Taxpayer-Funded Legislative Meal Plans: Another Possible Blessing From Issue 3

Independent Citizens CommitteeAfter Issue 3 passed in November, which banned lobbyists from paying for state legislators’ meals, I suspect some of our representatives were asking themselves: “Gee, who’s going to pick up the check now?” Today I attended a panel discussion on Issue 3 at the Clinton School of Public Service, which provided a possible answer to that question.
Scott Trotter, a local attorney who helped write Issue 3 and who currently serves as a kind of volunteer advisor to the misnamed Independent Citizens Committee, said during the panel discussion that one of his suggestions to the committee would be to make taxpayers pay for legislators’ meals in the future.
Trotter said at the panel:

I also put out there the idea that we ought to have a useful Capitol cafeteria, and to the extent that the lobbyists are not paying for breakfast and lunch (for legislators)…then the Salary Commission might want to consider if there is a way to facilitate the effective cafeteria by perhaps looking at the total package for legislators on their salaries…and perhaps having some sort of meal plan that the members could rely on to eat breakfast or lunch there — and that might help boost the (cafeteria) sales that are in decline, because the lobbyists are not paying for it anymore.

Perhaps a more outside-of-the-box idea is that legislators should pay for their own meals with their own money, but I guess anyone who proposes that would get accused of wanting legislators to go hungry. “Ethics reform” is expensive, I guess.
From what I heard at the panel, it sounds like legislators will be getting quite a bit more lunch money, in the form of a hefty salary increase, when the Salary Commission decides legislative pay early next year. Remember: in the first year the committee meets there will be no limit to the compensation increase voted on for legislators, constitutional officers, and judges.
State Sen. Jon Woods, an Issue 3 architect, also joined the panel to speak about the need for the Independent Citizens Committee.
Woods said:

The Salary Commission…it’s something I’ve been kicking around for awhile. I just saw a lot. You just see a lot when you’re down here. There were some things that I thought weren’t right. I thought a lot of lawmakers were put in bad situations. I saw some marriages fail. I saw some lawmakers destroy their credit. I’ve seen some bad behavior and we’ve all read about some of that in the paper.

We’ve had a lot of criticism, but I’m convinced the Salary Commission is a great idea and it’s something that’s needed to be done. I got the idea from Oregon. Oregon passed the law in 1983. They said, ‘The Legislature of Oregon is meeting too much. Lawmakers are sacrificing a lot. It’s putting a lot of stress on their home and family life. We’ve got to address this so they met and they corrected the salaries and they moved on.’”

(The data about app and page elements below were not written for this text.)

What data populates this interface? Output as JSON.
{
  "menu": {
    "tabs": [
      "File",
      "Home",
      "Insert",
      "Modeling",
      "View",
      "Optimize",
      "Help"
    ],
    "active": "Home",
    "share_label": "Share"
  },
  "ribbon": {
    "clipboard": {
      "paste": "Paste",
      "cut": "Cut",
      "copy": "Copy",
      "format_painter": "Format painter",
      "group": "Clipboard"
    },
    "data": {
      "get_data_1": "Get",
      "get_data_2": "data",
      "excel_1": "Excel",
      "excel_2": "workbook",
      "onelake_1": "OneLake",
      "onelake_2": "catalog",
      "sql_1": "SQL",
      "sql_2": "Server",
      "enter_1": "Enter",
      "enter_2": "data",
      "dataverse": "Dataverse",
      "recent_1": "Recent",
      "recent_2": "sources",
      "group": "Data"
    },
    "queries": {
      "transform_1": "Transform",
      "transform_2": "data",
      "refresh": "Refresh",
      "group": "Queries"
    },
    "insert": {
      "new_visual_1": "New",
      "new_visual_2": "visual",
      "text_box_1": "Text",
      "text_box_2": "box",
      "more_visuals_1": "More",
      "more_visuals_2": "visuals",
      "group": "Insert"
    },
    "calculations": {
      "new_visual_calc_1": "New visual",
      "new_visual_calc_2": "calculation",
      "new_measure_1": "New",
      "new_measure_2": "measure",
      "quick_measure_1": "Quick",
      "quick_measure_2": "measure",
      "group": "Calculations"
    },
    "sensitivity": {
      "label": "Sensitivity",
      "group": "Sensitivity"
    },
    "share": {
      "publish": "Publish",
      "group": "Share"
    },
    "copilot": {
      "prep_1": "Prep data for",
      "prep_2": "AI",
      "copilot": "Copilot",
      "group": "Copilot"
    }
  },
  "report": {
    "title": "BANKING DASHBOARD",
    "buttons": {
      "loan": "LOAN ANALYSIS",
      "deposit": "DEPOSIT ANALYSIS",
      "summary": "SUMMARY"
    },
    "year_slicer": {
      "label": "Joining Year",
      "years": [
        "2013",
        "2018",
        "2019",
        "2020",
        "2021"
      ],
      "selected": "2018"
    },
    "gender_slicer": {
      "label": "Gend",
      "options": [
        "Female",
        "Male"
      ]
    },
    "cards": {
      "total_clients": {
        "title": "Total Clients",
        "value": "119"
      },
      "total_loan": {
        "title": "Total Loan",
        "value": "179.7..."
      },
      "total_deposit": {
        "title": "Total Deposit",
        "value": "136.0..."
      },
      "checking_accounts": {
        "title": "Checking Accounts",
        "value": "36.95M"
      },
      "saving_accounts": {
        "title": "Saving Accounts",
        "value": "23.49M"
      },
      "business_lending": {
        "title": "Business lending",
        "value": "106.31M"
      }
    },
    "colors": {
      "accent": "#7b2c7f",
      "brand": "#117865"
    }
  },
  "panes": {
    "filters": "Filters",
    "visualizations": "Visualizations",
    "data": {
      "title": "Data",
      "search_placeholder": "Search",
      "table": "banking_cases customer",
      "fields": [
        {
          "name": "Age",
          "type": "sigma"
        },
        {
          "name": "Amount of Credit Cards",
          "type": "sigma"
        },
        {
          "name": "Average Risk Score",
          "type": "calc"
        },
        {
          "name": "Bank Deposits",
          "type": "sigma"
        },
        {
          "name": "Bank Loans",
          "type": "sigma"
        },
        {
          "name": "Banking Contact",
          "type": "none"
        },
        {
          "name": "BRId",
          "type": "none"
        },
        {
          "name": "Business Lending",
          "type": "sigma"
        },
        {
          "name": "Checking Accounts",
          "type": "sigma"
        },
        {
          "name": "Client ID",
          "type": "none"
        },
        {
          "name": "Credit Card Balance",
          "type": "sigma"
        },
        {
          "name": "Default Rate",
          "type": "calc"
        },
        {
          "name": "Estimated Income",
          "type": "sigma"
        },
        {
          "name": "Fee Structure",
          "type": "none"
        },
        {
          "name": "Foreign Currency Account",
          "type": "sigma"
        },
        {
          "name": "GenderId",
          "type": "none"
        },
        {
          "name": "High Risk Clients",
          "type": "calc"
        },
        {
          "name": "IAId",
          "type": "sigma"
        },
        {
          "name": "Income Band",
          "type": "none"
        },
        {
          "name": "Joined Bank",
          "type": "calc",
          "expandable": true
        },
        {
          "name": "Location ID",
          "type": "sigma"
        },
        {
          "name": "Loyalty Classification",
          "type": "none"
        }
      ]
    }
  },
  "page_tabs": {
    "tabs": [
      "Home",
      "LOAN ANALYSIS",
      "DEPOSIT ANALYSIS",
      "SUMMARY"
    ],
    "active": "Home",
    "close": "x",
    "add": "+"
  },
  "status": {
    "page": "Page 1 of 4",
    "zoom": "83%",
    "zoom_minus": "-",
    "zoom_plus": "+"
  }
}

Now, if all of these hard life experiences legislators are supposedly experiencing stem from the Legislature being not paid enough and “meeting too much,” a more conservative solution would be to have the legislature not meet so much, so as to give part-time legislators more time at their occupation. This would also give them more time to (for instance) get marriage counseling and read Dave Ramsey to get their credit score back in top-notch shape.
Indeed, the Legislature only met in session every two years until 2008, when legislators requested voters approve annual sessions via ballot measure.
Poor Jon Woods! What a painful ordeal it must be to serve in the Arkansas General Assembly. Somehow, Woods has — so far — survived this experience, even though by his account it has chewed up and spit out lesser men and women. Woods ran successfully for the legislature in 2006, 2008, and 2010 — most recently, he won his campaign for the state Senate in 2012. Perhaps in two years he will, once again, put aside his self-interest and submit himself once again for re-election to the punishing, self-destructive burden of service to the people of Arkansas. What an extraordinary man he must be to bear the weight of government work. (And don’t let the idea that Woods keeps on running for re-election convince you that things really haven’t been that bad for state legislators. As President Obama has warned us, one of our enemies is cynicism.)
I have a feeling there will be many more interesting items to cover regarding this issue in the coming months, but keep legislators’ meal insecurity and sub-par credit scores in your thoughts and prayers — until the Independent Citizens Committee addresses these pressing issues.

Please follow and like us:
error

One thought on “Taxpayer-Funded Legislative Meal Plans: Another Possible Blessing From Issue 3

  • December 9, 2014 at 4:48 pm
    Permalink

    I was almost in tears, if it were me, I would take a job in the private sector. Wonder why so run for office and cry because the pay is too low. The ones whose marriage fail, maybe more scrutiny needs but on the Pols when they are in the local hangouts.

    Reply

Leave a Reply

Your email address will not be published. Required fields are marked *